◆ WORK TO COMPLETE:
Check every line below for the word "ffffff" and copy each one that has it.

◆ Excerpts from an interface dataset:

------------------------------------

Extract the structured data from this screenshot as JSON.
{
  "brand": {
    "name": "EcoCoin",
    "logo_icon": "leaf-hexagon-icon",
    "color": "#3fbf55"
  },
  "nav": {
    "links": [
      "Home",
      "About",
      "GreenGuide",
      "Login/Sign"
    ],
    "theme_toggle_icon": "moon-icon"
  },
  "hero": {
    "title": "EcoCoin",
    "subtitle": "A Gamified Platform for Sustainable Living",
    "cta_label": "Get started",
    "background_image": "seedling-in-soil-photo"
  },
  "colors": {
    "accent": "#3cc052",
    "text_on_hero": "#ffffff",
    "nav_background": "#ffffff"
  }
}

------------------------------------

◆ ANSWER TO THE EXERCISE:
    "text_on_hero": "#ffffff",
    "nav_background": "#ffffff"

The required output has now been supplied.